> _WHAT IS EXPECTED_
Repeat exactly the line with "What data populates" and each line after it to the end of the data below; pictures stay out.

Web page and app entries
━━━━━━━━━━━━━━━━━━━━

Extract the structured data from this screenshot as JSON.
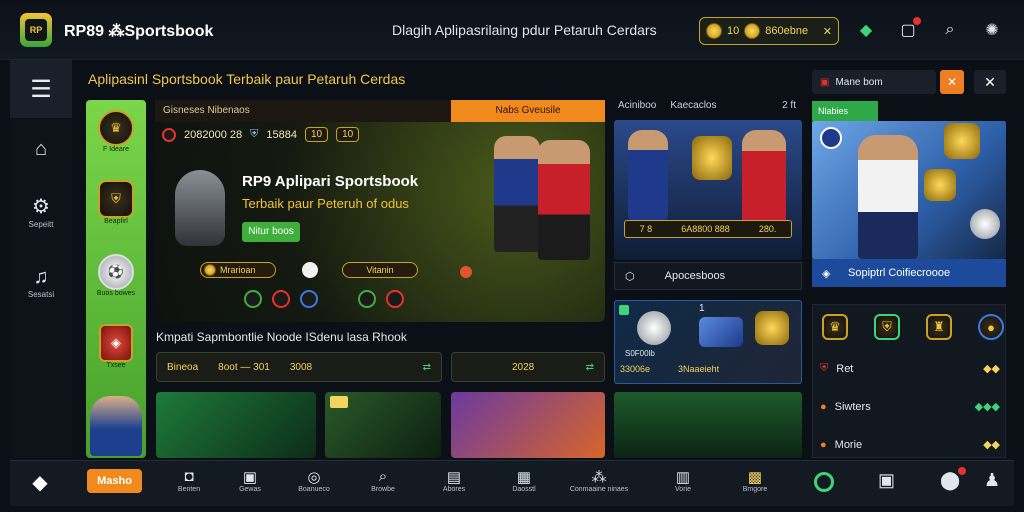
{
  "header": {
    "brand": "RP89 ⁂Sportsbook",
    "tagline": "Dlagih Aplipasrilaing pdur Petaruh Cerdars",
    "balance_left": "10",
    "balance_right": "860ebne"
  },
  "rail": {
    "items": [
      {
        "label": "",
        "icon": "home-icon"
      },
      {
        "label": "Sepeitt",
        "icon": "settings-icon"
      },
      {
        "label": "Sesatsi",
        "icon": "music-icon"
      }
    ]
  },
  "headline": "Aplipasinl Sportsbook Terbaik paur Petaruh Cerdas",
  "leagues": [
    {
      "label": "F Ideare"
    },
    {
      "label": "Beapfirl"
    },
    {
      "label": "Buos bowes"
    },
    {
      "label": "Txsee"
    }
  ],
  "center": {
    "tab_left": "Gisneses Nibenaos",
    "tab_right": "Nabs Gveusile",
    "score_left": "2082000 28",
    "score_mid": "15884",
    "pill1": "10",
    "pill2": "10",
    "hero_title": "RP9 Aplipari Sportsbook",
    "hero_sub": "Terbaik paur Peteruh of odus",
    "hero_btn": "Nitur boos",
    "chip1": "Mrarioan",
    "chip2": "Vitanin"
  },
  "promo_line": "Kmpati Sapmbontlie Noode ISdenu lasa Rhook",
  "bet_bar": {
    "a": "Bineoa",
    "b": "8oot — 301",
    "c": "3008",
    "d": "2028"
  },
  "rc1": {
    "head1": "Aciniboo",
    "head2": "Kaecaclos",
    "head3": "2 ft",
    "bar1": "7 8",
    "bar2": "6A8800 888",
    "bar3": "280.",
    "foot": "Apocesboos",
    "card_num": "1",
    "card_sub": "S0F00lb",
    "card_bar1": "33006e",
    "card_bar2": "3Naaeieht"
  },
  "rc2": {
    "input": "Mane bom",
    "tab": "Nlabies",
    "foot": "Sopiptrl Coifiecroooe",
    "rows": [
      {
        "label": "Ret"
      },
      {
        "label": "Siwters"
      },
      {
        "label": "Morie"
      }
    ]
  },
  "bottom": {
    "active": "Masho",
    "items": [
      {
        "label": "Benten",
        "icon": "chat-icon"
      },
      {
        "label": "Gewas",
        "icon": "image-icon"
      },
      {
        "label": "Boanueco",
        "icon": "target-icon"
      },
      {
        "label": "Browbe",
        "icon": "search-icon"
      },
      {
        "label": "Abores",
        "icon": "bag-icon"
      },
      {
        "label": "Daosstl",
        "icon": "gift-icon"
      },
      {
        "label": "Conmaaine ninaes",
        "icon": "text-icon"
      },
      {
        "label": "Vorie",
        "icon": "trophy-icon"
      },
      {
        "label": "Bmgore",
        "icon": "calendar-icon"
      }
    ]
  }
}
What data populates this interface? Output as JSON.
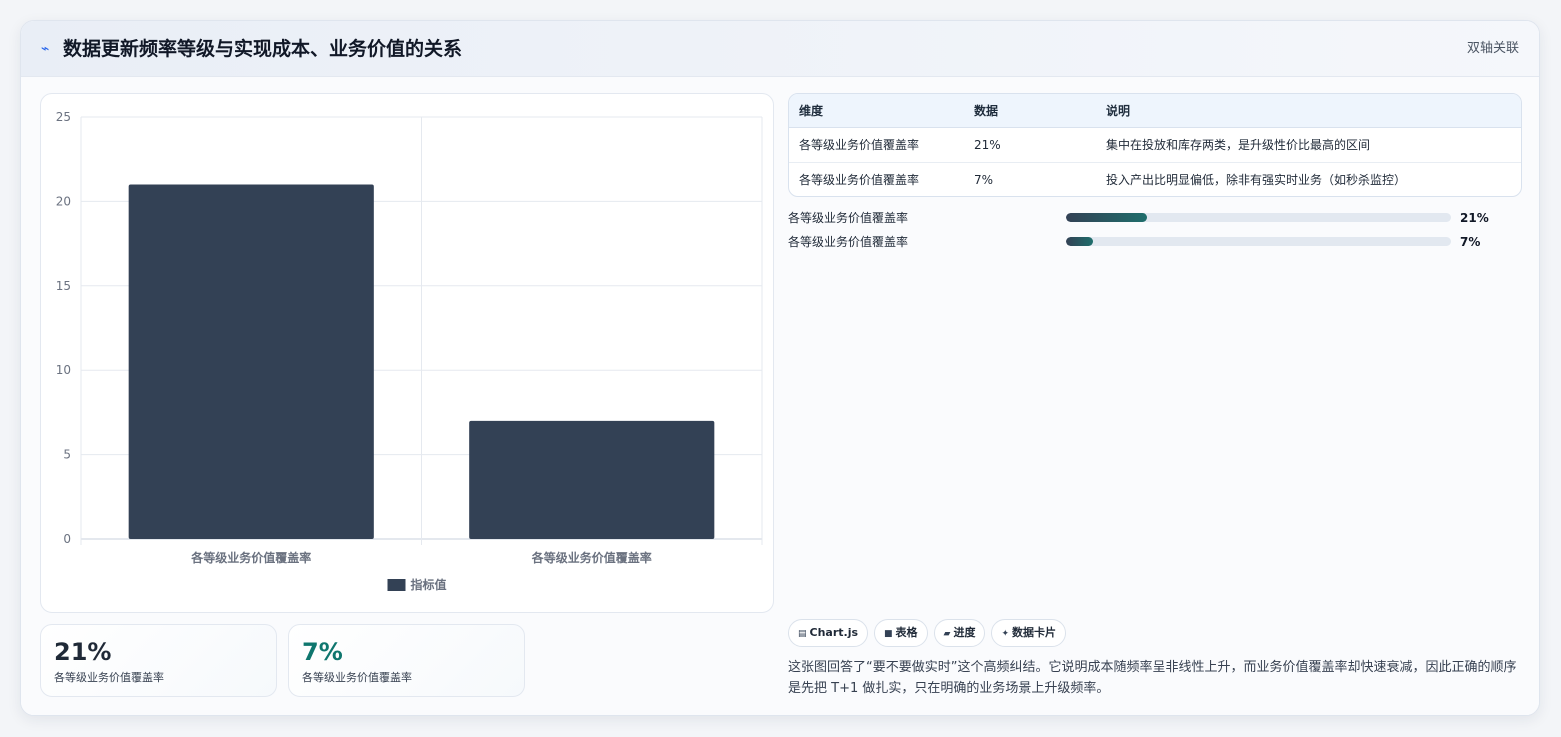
{
  "header": {
    "icon": "chart-bolt-icon",
    "title": "数据更新频率等级与实现成本、业务价值的关系",
    "tag": "双轴关联"
  },
  "chart_data": {
    "type": "bar",
    "categories": [
      "各等级业务价值覆盖率",
      "各等级业务价值覆盖率"
    ],
    "series": [
      {
        "name": "指标值",
        "values": [
          21,
          7
        ]
      }
    ],
    "ylim": [
      0,
      25
    ],
    "yticks": [
      0,
      5,
      10,
      15,
      20,
      25
    ],
    "grid": true,
    "legend": "bottom",
    "bar_color": "#334155"
  },
  "stats": [
    {
      "value": "21%",
      "label": "各等级业务价值覆盖率",
      "color": "#1f2937"
    },
    {
      "value": "7%",
      "label": "各等级业务价值覆盖率",
      "color": "#0f766e"
    }
  ],
  "table": {
    "headers": [
      "维度",
      "数据",
      "说明"
    ],
    "rows": [
      [
        "各等级业务价值覆盖率",
        "21%",
        "集中在投放和库存两类，是升级性价比最高的区间"
      ],
      [
        "各等级业务价值覆盖率",
        "7%",
        "投入产出比明显偏低，除非有强实时业务（如秒杀监控）"
      ]
    ]
  },
  "progress": [
    {
      "label": "各等级业务价值覆盖率",
      "value": "21%",
      "fraction": 0.21
    },
    {
      "label": "各等级业务价值覆盖率",
      "value": "7%",
      "fraction": 0.07
    }
  ],
  "chips": [
    {
      "icon": "chart-icon",
      "glyph": "▤",
      "label": "Chart.js"
    },
    {
      "icon": "table-icon",
      "glyph": "■",
      "label": "表格"
    },
    {
      "icon": "progress-icon",
      "glyph": "▰",
      "label": "进度"
    },
    {
      "icon": "sparkle-icon",
      "glyph": "✦",
      "label": "数据卡片"
    }
  ],
  "summary": "这张图回答了“要不要做实时”这个高频纠结。它说明成本随频率呈非线性上升，而业务价值覆盖率却快速衰减，因此正确的顺序是先把 T+1 做扎实，只在明确的业务场景上升级频率。"
}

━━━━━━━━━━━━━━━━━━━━

> _COMPLETED TASK_
What data populates this interface? Output as JSON.
{
  "header": {
    "icon": "chart-bolt-icon",
    "title": "数据更新频率等级与实现成本、业务价值的关系",
    "tag": "双轴关联"
  },
  "chart_data": {
    "type": "bar",
    "categories": [
      "各等级业务价值覆盖率",
      "各等级业务价值覆盖率"
    ],
    "series": [
      {
        "name": "指标值",
        "values": [
          21,
          7
        ]
      }
    ],
    "ylim": [
      0,
      25
    ],
    "yticks": [
      0,
      5,
      10,
      15,
      20,
      25
    ],
    "grid": true,
    "legend": "bottom",
    "bar_color": "#334155"
  },
  "stats": [
    {
      "value": "21%",
      "label": "各等级业务价值覆盖率",
      "color": "#1f2937"
    },
    {
      "value": "7%",
      "label": "各等级业务价值覆盖率",
      "color": "#0f766e"
    }
  ],
  "table": {
    "headers": [
      "维度",
      "数据",
      "说明"
    ],
    "rows": [
      [
        "各等级业务价值覆盖率",
        "21%",
        "集中在投放和库存两类，是升级性价比最高的区间"
      ],
      [
        "各等级业务价值覆盖率",
        "7%",
        "投入产出比明显偏低，除非有强实时业务（如秒杀监控）"
      ]
    ]
  },
  "progress": [
    {
      "label": "各等级业务价值覆盖率",
      "value": "21%",
      "fraction": 0.21
    },
    {
      "label": "各等级业务价值覆盖率",
      "value": "7%",
      "fraction": 0.07
    }
  ],
  "chips": [
    {
      "icon": "chart-icon",
      "glyph": "▤",
      "label": "Chart.js"
    },
    {
      "icon": "table-icon",
      "glyph": "■",
      "label": "表格"
    },
    {
      "icon": "progress-icon",
      "glyph": "▰",
      "label": "进度"
    },
    {
      "icon": "sparkle-icon",
      "glyph": "✦",
      "label": "数据卡片"
    }
  ],
  "summary": "这张图回答了“要不要做实时”这个高频纠结。它说明成本随频率呈非线性上升，而业务价值覆盖率却快速衰减，因此正确的顺序是先把 T+1 做扎实，只在明确的业务场景上升级频率。"
}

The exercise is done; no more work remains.